PROBLEM DETAILS
Write out each line of the entries below that holds the word "desc".

MATERIAL FOR THIS EXERCISE

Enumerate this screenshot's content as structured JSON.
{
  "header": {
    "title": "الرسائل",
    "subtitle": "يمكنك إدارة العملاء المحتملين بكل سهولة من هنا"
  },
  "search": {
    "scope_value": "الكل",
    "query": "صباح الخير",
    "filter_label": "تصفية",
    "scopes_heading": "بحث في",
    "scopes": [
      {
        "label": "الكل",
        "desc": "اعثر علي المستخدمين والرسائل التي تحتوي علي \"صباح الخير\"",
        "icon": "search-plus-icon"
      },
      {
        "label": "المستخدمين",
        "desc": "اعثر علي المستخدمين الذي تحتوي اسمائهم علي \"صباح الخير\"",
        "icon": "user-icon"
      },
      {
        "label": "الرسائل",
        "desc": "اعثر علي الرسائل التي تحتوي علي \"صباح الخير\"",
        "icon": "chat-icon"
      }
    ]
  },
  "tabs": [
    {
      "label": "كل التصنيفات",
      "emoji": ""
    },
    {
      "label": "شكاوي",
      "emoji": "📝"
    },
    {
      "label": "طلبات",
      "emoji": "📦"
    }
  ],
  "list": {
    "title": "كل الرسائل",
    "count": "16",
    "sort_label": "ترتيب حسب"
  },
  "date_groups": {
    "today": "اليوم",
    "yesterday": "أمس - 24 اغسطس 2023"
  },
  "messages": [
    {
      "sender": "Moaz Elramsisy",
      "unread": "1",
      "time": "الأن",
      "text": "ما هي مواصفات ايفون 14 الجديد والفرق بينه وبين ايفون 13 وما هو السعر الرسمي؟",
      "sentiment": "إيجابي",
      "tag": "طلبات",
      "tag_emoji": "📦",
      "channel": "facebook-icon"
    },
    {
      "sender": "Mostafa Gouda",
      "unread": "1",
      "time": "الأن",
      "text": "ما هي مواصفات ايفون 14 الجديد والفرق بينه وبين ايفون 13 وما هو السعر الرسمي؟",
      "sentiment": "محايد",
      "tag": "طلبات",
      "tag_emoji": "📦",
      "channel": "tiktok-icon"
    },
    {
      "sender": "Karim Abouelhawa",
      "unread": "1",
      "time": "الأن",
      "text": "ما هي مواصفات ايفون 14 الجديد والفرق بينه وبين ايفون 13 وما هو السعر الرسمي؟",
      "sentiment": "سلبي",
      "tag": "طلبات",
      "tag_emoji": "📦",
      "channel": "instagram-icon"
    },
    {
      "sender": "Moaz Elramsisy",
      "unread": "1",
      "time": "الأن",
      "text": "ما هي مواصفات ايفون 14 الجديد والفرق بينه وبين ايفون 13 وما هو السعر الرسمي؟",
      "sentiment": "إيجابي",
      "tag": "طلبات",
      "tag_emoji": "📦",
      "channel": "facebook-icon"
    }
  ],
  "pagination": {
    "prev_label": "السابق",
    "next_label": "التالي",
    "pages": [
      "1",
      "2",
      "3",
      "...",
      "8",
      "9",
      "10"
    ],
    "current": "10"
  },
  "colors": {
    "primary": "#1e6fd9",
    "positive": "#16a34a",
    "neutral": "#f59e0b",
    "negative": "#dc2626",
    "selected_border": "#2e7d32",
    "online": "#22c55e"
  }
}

REPLY
        "desc": "اعثر علي المستخدمين والرسائل التي تحتوي علي \"صباح الخير\"",
        "desc": "اعثر علي المستخدمين الذي تحتوي اسمائهم علي \"صباح الخير\"",
        "desc": "اعثر علي الرسائل التي تحتوي علي \"صباح الخير\"",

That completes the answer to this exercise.